--- INPUT DATA ---
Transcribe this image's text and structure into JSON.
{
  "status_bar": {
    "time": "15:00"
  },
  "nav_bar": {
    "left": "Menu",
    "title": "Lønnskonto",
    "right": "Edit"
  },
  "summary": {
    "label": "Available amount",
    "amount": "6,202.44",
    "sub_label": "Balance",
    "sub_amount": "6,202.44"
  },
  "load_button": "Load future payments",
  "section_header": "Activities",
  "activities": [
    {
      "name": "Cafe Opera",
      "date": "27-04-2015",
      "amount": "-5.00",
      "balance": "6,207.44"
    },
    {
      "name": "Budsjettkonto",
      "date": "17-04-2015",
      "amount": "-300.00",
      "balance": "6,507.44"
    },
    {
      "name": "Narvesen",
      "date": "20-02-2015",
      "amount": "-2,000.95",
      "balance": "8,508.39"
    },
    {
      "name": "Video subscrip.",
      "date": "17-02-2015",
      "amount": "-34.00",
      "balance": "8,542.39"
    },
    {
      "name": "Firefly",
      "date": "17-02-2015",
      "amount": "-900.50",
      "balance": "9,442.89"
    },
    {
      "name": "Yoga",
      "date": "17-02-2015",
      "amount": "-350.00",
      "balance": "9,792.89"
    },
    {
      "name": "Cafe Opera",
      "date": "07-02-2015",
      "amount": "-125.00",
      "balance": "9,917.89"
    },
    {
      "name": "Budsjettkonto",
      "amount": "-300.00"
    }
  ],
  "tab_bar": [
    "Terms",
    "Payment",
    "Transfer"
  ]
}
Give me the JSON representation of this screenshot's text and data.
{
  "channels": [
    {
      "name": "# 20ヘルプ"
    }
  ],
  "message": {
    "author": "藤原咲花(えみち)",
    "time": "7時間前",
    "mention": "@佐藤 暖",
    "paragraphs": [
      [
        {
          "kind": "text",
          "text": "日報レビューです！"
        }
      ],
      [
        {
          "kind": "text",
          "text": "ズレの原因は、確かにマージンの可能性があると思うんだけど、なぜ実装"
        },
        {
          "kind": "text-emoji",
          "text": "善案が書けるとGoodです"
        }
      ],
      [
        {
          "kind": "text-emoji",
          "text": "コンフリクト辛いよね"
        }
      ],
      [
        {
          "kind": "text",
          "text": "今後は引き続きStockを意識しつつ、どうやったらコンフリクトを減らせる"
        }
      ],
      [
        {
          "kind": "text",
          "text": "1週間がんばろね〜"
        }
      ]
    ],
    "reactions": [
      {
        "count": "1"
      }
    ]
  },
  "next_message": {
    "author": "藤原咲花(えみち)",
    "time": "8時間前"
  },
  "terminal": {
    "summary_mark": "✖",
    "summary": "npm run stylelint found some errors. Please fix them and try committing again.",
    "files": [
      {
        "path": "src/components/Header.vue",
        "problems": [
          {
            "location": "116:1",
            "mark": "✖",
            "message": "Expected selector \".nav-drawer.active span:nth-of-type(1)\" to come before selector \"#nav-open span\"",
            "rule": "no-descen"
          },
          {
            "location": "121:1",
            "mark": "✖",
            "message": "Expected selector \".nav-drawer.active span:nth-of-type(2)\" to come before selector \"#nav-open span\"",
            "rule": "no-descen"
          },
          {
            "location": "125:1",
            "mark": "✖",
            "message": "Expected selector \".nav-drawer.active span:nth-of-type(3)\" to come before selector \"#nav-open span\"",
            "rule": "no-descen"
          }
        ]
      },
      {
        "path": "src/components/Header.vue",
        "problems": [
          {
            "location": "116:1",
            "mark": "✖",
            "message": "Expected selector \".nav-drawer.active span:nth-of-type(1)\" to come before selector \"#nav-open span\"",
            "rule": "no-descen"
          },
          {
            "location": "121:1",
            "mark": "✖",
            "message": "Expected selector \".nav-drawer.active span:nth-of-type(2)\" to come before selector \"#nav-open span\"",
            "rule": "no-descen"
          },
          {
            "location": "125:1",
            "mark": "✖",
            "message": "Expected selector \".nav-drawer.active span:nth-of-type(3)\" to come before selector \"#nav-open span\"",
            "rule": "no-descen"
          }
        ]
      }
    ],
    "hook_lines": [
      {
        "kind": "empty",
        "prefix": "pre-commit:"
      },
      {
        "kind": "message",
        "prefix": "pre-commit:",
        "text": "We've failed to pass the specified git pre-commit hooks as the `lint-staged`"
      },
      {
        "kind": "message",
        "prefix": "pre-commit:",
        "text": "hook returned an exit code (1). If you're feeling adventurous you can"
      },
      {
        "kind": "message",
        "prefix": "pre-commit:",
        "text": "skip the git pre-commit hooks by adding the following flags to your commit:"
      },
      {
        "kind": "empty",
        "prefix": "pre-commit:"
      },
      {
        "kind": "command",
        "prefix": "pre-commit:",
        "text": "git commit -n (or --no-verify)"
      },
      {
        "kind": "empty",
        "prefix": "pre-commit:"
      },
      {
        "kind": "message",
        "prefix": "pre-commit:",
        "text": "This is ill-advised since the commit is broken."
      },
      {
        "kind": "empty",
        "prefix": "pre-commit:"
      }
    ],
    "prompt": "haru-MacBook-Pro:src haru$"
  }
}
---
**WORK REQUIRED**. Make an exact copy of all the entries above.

**RESULT**.
Transcribe this image's text and structure into JSON.
{
  "status_bar": {
    "time": "15:00"
  },
  "nav_bar": {
    "left": "Menu",
    "title": "Lønnskonto",
    "right": "Edit"
  },
  "summary": {
    "label": "Available amount",
    "amount": "6,202.44",
    "sub_label": "Balance",
    "sub_amount": "6,202.44"
  },
  "load_button": "Load future payments",
  "section_header": "Activities",
  "activities": [
    {
      "name": "Cafe Opera",
      "date": "27-04-2015",
      "amount": "-5.00",
      "balance": "6,207.44"
    },
    {
      "name": "Budsjettkonto",
      "date": "17-04-2015",
      "amount": "-300.00",
      "balance": "6,507.44"
    },
    {
      "name": "Narvesen",
      "date": "20-02-2015",
      "amount": "-2,000.95",
      "balance": "8,508.39"
    },
    {
      "name": "Video subscrip.",
      "date": "17-02-2015",
      "amount": "-34.00",
      "balance": "8,542.39"
    },
    {
      "name": "Firefly",
      "date": "17-02-2015",
      "amount": "-900.50",
      "balance": "9,442.89"
    },
    {
      "name": "Yoga",
      "date": "17-02-2015",
      "amount": "-350.00",
      "balance": "9,792.89"
    },
    {
      "name": "Cafe Opera",
      "date": "07-02-2015",
      "amount": "-125.00",
      "balance": "9,917.89"
    },
    {
      "name": "Budsjettkonto",
      "amount": "-300.00"
    }
  ],
  "tab_bar": [
    "Terms",
    "Payment",
    "Transfer"
  ]
}
Give me the JSON representation of this screenshot's text and data.
{
  "channels": [
    {
      "name": "# 20ヘルプ"
    }
  ],
  "message": {
    "author": "藤原咲花(えみち)",
    "time": "7時間前",
    "mention": "@佐藤 暖",
    "paragraphs": [
      [
        {
          "kind": "text",
          "text": "日報レビューです！"
        }
      ],
      [
        {
          "kind": "text",
          "text": "ズレの原因は、確かにマージンの可能性があると思うんだけど、なぜ実装"
        },
        {
          "kind": "text-emoji",
          "text": "善案が書けるとGoodです"
        }
      ],
      [
        {
          "kind": "text-emoji",
          "text": "コンフリクト辛いよね"
        }
      ],
      [
        {
          "kind": "text",
          "text": "今後は引き続きStockを意識しつつ、どうやったらコンフリクトを減らせる"
        }
      ],
      [
        {
          "kind": "text",
          "text": "1週間がんばろね〜"
        }
      ]
    ],
    "reactions": [
      {
        "count": "1"
      }
    ]
  },
  "next_message": {
    "author": "藤原咲花(えみち)",
    "time": "8時間前"
  },
  "terminal": {
    "summary_mark": "✖",
    "summary": "npm run stylelint found some errors. Please fix them and try committing again.",
    "files": [
      {
        "path": "src/components/Header.vue",
        "problems": [
          {
            "location": "116:1",
            "mark": "✖",
            "message": "Expected selector \".nav-drawer.active span:nth-of-type(1)\" to come before selector \"#nav-open span\"",
            "rule": "no-descen"
          },
          {
            "location": "121:1",
            "mark": "✖",
            "message": "Expected selector \".nav-drawer.active span:nth-of-type(2)\" to come before selector \"#nav-open span\"",
            "rule": "no-descen"
          },
          {
            "location": "125:1",
            "mark": "✖",
            "message": "Expected selector \".nav-drawer.active span:nth-of-type(3)\" to come before selector \"#nav-open span\"",
            "rule": "no-descen"
          }
        ]
      },
      {
        "path": "src/components/Header.vue",
        "problems": [
          {
            "location": "116:1",
            "mark": "✖",
            "message": "Expected selector \".nav-drawer.active span:nth-of-type(1)\" to come before selector \"#nav-open span\"",
            "rule": "no-descen"
          },
          {
            "location": "121:1",
            "mark": "✖",
            "message": "Expected selector \".nav-drawer.active span:nth-of-type(2)\" to come before selector \"#nav-open span\"",
            "rule": "no-descen"
          },
          {
            "location": "125:1",
            "mark": "✖",
            "message": "Expected selector \".nav-drawer.active span:nth-of-type(3)\" to come before selector \"#nav-open span\"",
            "rule": "no-descen"
          }
        ]
      }
    ],
    "hook_lines": [
      {
        "kind": "empty",
        "prefix": "pre-commit:"
      },
      {
        "kind": "message",
        "prefix": "pre-commit:",
        "text": "We've failed to pass the specified git pre-commit hooks as the `lint-staged`"
      },
      {
        "kind": "message",
        "prefix": "pre-commit:",
        "text": "hook returned an exit code (1). If you're feeling adventurous you can"
      },
      {
        "kind": "message",
        "prefix": "pre-commit:",
        "text": "skip the git pre-commit hooks by adding the following flags to your commit:"
      },
      {
        "kind": "empty",
        "prefix": "pre-commit:"
      },
      {
        "kind": "command",
        "prefix": "pre-commit:",
        "text": "git commit -n (or --no-verify)"
      },
      {
        "kind": "empty",
        "prefix": "pre-commit:"
      },
      {
        "kind": "message",
        "prefix": "pre-commit:",
        "text": "This is ill-advised since the commit is broken."
      },
      {
        "kind": "empty",
        "prefix": "pre-commit:"
      }
    ],
    "prompt": "haru-MacBook-Pro:src haru$"
  }
}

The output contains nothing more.